If the retailer is selling blackwood for $AU2,500 per cubic metre regardless of size, what did they pay the sawmiller? And after paying the costs of planning, harvesting, transport and sawmilling, what did the sawmiller pay the poor growers? I reckon the growers got the clear message that growing commercial blackwood is for mugs and losers!

Instead of providing incentive and reward for their blackwood growing efforts the marketplace punished these growers.

So do we want the forest industry to have a future?

It won’t have a future with this retail pricing!

Do we want to be able to buy blackwood timber in the future?

There wont be any to harvest if these prices continue?

I don’t know where in Tasmania the blackwood timber came from but it wasn’t plantation grown. It could be public or private native forest; meaning these trees were between 40 and 80 years old when harvested.


The second failing of this price list is the complete absence of the cost of “time”.

Time costs money. That’s what interest rates are all about. They represent the cost of money over time – for either loans or investments.

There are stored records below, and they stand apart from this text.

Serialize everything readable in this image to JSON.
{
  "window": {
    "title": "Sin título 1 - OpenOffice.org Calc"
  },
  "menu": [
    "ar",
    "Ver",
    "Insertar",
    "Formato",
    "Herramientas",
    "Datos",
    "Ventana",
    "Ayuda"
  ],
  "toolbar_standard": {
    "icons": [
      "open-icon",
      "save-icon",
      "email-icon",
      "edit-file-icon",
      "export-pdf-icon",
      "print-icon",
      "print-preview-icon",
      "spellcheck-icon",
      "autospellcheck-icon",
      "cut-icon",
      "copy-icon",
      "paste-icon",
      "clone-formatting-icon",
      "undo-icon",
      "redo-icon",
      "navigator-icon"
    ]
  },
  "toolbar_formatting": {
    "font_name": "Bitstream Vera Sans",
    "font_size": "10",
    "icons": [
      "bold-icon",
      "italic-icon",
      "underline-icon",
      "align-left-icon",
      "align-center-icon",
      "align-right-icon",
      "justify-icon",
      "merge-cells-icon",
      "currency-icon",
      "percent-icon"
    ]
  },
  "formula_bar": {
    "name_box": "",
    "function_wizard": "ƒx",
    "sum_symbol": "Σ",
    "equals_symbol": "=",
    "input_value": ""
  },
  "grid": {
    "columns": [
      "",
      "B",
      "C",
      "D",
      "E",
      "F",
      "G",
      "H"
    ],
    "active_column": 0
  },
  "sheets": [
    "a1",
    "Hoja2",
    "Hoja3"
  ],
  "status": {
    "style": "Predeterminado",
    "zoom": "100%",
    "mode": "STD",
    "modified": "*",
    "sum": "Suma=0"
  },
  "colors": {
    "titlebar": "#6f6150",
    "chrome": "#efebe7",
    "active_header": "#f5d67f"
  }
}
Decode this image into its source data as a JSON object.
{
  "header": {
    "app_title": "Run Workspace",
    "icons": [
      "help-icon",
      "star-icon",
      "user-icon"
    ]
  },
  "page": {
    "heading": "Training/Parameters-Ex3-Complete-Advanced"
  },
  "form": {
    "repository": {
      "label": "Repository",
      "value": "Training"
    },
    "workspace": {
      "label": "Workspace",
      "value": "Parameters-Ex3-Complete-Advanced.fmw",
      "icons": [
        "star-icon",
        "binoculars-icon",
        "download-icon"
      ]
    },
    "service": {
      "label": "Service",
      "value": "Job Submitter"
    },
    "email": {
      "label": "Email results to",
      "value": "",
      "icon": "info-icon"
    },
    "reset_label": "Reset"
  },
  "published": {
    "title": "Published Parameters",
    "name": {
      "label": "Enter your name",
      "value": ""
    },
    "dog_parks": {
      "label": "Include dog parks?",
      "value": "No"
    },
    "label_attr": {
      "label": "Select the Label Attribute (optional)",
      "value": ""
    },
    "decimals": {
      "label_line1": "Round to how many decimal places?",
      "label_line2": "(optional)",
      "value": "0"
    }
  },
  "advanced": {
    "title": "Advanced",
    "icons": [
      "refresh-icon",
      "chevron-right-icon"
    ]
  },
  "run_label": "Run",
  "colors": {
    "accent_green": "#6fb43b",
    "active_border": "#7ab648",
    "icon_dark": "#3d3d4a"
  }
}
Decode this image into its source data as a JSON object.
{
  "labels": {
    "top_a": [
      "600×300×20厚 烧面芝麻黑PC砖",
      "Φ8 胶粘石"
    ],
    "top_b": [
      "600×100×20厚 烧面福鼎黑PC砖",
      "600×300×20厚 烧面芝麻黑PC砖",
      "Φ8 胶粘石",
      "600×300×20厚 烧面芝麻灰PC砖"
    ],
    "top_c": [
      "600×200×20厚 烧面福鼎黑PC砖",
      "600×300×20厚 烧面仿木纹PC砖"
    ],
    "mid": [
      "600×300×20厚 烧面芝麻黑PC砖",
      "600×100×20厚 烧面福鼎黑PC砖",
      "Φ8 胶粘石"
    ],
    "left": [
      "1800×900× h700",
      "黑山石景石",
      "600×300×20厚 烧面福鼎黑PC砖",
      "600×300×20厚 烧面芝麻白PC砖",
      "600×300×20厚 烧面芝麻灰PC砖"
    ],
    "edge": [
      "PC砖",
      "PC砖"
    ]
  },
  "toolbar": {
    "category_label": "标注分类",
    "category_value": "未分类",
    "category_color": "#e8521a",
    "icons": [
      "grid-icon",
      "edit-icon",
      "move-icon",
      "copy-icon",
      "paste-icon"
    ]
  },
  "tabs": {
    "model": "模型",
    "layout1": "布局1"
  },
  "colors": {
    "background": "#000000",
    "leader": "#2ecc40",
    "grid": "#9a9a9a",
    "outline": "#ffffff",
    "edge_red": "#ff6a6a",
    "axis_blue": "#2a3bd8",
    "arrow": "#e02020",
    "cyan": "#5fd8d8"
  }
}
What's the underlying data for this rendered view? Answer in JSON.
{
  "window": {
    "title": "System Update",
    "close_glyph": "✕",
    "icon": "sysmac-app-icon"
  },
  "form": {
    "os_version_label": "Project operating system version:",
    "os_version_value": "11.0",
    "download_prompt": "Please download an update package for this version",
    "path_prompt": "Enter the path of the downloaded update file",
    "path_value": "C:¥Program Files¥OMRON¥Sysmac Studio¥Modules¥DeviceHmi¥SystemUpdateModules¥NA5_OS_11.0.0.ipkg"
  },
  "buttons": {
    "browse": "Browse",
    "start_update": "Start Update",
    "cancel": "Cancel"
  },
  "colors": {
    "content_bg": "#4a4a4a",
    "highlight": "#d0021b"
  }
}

In general the price of timber reflects the volume/size of the piece of wood. The greater the dimensions and length the greater the price. The above pricing structure would be fine IF blackwood was produced in a factory where the ingredients were fed into one end of a machine and the various sizes and lengths came out the other end, with little time involved in production.

Unfortunately blackwood timber grows on trees and trees take time to grow, and time costs money. The bigger the piece of timber the bigger the tree required, and the longer it takes to grow, and greater the cost to the grower/investor.

But the above pricing list says that size (and hence time) has no cost. Wrong!!

The above list says that a cubic metre of 25x25mm costs the same to grow/produce as a cubic metre of 125x125mm. Wrong!!

You can cut 25x25mm timber from young 30 cm diameter trees, but you need much older 60+ cm diameter trees to produce 200×50 mm or 125x125mm blackwood.

A common complaint in the premium timber market is the scarcity of wide boards. However the above price list fails to provide any incentive/reward to the grower to grow bigger older trees.

A common caveat in the premium timber market goes something like:

Availability of specific sizes and lengths cannot be guaranteed.

This is largely due to the wood being sourced from native forest where tree size and supply are relatively random. In forestry lingo it’s called “run of the bush” – whatever turns up.

Plantations however are highly controlled and managed, so that (if things work out) size and supply can be better managed. A bit of tree selection and breeding and wood quality and supply is more assured. No caveats required.

So if you want to contribute to the destruction of Tasmania’s iconic blackwood industry here’s the place to buy your timber. It’s a double whammy for the industry!

But if you want to support a profitable, sustainable forest industry then understand that time (and big trees) costs money!

Alternatively this price list may just reflect the fact that in Tasmania growing blackwood is according to Government policy a (taxpayer-funded if you are a public grower) community service not a business. These may just be community service prices, not real prices reflecting the cost of production let alone building and growing the industry.

In my next blog on blackwood pricing I’ll show an example of a better timber pricing structure together with much more realistic prices.

When will Tasmania get a fully commercial profitable forest industry?

Comments and ideas welcome!!